-- Task goal --
Examine each line of the data, and copy the ones containing "Disable".

-- Task inputs --
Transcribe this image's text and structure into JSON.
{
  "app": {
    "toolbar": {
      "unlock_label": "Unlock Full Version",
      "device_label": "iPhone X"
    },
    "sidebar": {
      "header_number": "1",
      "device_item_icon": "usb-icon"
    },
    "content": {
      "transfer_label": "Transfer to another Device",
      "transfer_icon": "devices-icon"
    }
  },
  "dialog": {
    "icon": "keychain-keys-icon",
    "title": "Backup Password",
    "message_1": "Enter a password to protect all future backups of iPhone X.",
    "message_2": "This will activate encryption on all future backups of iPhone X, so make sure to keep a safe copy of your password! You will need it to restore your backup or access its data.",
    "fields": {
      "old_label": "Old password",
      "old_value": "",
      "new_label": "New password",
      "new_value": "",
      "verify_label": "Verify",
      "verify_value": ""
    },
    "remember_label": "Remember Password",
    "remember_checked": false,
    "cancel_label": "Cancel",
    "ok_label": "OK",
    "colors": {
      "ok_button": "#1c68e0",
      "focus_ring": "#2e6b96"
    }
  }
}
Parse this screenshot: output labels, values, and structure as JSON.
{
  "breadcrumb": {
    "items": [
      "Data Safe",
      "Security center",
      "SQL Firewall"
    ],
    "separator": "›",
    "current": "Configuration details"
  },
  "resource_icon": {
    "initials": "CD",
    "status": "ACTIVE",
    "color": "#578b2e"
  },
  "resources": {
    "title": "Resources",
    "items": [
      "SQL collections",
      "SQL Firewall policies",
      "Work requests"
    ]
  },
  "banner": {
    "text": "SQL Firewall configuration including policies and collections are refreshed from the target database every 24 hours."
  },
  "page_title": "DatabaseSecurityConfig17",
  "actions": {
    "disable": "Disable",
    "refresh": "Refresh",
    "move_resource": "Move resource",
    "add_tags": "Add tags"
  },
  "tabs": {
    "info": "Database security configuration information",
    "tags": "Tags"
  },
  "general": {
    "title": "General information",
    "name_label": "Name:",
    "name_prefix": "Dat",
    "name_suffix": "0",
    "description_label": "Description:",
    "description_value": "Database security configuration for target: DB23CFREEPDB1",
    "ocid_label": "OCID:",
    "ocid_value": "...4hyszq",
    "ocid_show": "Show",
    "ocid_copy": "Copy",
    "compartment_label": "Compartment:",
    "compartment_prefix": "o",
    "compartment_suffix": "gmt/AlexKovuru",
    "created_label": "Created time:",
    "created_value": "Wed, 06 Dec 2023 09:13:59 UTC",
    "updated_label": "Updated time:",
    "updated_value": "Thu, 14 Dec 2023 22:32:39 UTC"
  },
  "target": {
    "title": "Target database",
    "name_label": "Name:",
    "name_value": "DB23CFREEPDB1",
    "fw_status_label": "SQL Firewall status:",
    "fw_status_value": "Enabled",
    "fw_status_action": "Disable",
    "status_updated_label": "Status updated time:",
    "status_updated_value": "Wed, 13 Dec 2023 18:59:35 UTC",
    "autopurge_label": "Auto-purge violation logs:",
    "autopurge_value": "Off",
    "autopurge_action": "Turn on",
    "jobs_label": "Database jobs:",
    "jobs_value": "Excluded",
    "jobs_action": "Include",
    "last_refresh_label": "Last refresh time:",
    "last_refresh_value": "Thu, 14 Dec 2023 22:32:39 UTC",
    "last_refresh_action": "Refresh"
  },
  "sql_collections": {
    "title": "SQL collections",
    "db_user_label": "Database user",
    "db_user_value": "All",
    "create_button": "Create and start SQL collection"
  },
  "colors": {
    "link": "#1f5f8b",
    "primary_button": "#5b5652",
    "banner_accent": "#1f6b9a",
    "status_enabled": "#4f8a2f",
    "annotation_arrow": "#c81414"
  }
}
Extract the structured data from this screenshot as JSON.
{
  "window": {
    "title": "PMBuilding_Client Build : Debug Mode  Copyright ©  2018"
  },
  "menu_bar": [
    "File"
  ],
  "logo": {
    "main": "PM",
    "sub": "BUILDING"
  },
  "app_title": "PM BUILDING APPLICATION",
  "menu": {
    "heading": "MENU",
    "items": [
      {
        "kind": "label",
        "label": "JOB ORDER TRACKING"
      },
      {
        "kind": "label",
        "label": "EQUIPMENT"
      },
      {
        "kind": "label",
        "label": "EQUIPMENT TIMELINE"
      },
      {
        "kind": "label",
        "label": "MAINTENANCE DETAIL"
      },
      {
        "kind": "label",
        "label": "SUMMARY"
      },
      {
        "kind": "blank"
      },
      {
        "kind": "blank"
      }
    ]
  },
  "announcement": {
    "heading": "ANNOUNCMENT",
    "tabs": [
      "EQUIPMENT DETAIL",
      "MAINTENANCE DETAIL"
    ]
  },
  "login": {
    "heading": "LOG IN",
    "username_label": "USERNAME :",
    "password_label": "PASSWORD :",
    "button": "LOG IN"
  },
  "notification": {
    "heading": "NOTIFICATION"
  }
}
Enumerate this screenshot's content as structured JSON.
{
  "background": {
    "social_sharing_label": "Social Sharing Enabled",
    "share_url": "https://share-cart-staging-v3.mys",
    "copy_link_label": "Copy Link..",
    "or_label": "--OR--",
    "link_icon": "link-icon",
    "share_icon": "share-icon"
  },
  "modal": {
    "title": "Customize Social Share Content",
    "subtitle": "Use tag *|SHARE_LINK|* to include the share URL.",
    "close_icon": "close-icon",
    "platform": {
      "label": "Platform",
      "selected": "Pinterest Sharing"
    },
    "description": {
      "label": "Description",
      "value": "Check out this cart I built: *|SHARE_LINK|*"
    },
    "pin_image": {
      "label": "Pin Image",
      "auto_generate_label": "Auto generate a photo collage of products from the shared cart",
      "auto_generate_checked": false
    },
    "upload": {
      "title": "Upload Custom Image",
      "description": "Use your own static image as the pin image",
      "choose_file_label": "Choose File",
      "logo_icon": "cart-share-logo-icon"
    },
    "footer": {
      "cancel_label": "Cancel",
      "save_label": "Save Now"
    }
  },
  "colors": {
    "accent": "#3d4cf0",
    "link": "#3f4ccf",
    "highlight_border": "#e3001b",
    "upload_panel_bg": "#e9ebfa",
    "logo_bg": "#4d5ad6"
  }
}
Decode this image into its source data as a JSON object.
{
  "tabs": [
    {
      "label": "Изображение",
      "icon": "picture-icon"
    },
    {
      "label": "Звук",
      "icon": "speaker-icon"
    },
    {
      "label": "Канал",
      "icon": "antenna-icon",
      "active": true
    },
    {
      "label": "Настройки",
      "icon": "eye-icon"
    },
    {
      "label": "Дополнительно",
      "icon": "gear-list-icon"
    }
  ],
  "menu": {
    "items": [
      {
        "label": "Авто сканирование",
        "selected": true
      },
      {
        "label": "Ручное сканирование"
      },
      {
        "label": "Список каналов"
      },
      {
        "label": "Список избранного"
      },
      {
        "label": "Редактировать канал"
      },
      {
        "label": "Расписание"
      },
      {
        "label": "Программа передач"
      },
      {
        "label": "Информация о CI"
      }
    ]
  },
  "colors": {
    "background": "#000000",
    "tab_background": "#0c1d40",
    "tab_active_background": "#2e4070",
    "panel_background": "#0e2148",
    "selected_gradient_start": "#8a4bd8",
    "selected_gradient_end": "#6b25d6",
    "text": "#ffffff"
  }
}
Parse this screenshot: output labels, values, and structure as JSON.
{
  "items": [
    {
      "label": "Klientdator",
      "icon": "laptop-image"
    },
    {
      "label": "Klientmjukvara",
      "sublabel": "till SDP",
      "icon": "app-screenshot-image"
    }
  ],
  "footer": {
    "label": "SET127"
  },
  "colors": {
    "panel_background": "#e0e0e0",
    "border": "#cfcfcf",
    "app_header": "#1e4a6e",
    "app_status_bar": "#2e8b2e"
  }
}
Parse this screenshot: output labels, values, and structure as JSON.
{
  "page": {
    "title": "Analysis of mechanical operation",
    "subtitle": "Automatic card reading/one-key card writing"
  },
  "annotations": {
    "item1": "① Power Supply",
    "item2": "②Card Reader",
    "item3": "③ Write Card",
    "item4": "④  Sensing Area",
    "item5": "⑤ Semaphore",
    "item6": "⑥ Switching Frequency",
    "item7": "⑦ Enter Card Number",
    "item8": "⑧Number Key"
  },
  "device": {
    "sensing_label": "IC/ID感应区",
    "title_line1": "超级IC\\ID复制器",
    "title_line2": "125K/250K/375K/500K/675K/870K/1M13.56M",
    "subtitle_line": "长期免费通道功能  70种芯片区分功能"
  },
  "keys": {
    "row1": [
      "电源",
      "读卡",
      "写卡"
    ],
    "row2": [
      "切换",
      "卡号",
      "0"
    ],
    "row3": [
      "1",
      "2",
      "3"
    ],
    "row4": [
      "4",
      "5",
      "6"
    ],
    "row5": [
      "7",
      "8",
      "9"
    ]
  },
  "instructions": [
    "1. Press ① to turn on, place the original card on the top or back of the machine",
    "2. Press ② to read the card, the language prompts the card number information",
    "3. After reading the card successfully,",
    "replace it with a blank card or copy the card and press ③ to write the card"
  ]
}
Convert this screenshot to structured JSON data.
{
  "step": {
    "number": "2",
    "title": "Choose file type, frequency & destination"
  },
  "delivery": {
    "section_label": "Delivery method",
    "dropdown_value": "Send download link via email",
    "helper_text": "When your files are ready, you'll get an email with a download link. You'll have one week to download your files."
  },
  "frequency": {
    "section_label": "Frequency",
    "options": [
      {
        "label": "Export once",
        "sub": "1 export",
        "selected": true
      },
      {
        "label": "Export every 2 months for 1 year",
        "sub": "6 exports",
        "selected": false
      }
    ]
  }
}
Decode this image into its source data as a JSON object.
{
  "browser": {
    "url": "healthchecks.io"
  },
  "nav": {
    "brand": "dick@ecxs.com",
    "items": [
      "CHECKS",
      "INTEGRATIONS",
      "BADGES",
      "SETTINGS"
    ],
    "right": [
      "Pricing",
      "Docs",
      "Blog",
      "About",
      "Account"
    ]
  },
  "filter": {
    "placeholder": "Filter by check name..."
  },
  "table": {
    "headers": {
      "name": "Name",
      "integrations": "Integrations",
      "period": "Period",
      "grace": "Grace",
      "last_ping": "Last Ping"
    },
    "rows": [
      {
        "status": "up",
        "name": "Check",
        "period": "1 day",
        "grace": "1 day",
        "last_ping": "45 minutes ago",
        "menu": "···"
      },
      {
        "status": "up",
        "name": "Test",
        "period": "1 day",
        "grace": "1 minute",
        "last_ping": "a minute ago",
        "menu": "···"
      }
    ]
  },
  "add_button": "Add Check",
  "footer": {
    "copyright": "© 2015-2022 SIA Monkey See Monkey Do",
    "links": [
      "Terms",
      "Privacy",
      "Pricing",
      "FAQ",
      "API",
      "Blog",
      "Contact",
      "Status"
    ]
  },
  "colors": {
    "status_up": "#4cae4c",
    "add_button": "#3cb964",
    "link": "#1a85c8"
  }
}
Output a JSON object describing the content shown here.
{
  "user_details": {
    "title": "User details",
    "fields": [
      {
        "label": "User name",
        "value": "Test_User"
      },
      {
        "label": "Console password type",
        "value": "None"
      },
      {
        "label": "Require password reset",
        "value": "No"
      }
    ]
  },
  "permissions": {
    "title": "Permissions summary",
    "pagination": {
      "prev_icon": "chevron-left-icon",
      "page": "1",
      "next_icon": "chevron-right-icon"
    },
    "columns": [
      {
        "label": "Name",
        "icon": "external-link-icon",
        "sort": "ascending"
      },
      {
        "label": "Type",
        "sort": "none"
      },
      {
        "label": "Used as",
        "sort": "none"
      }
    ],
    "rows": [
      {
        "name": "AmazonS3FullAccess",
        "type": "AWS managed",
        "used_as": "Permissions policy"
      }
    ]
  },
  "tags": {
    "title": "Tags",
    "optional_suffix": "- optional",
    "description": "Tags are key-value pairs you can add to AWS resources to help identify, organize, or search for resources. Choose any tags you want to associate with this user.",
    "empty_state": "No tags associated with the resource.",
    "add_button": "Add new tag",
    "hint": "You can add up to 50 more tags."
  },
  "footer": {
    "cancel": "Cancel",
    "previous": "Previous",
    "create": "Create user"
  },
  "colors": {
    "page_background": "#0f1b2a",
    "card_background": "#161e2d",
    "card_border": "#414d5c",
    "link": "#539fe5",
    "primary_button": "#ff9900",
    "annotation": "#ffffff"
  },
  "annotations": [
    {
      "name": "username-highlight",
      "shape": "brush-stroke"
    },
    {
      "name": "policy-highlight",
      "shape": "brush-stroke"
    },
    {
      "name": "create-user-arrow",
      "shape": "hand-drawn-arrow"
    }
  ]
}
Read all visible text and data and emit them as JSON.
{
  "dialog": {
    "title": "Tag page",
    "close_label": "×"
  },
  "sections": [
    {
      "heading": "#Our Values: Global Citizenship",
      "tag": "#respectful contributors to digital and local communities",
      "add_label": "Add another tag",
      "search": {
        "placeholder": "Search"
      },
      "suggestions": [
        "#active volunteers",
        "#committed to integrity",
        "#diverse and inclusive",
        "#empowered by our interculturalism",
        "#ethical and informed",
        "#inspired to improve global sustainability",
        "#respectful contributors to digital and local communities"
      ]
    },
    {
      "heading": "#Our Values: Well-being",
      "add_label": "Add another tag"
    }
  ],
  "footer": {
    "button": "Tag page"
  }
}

-- Solution to this exercise --
    "disable": "Disable",
    "fw_status_action": "Disable",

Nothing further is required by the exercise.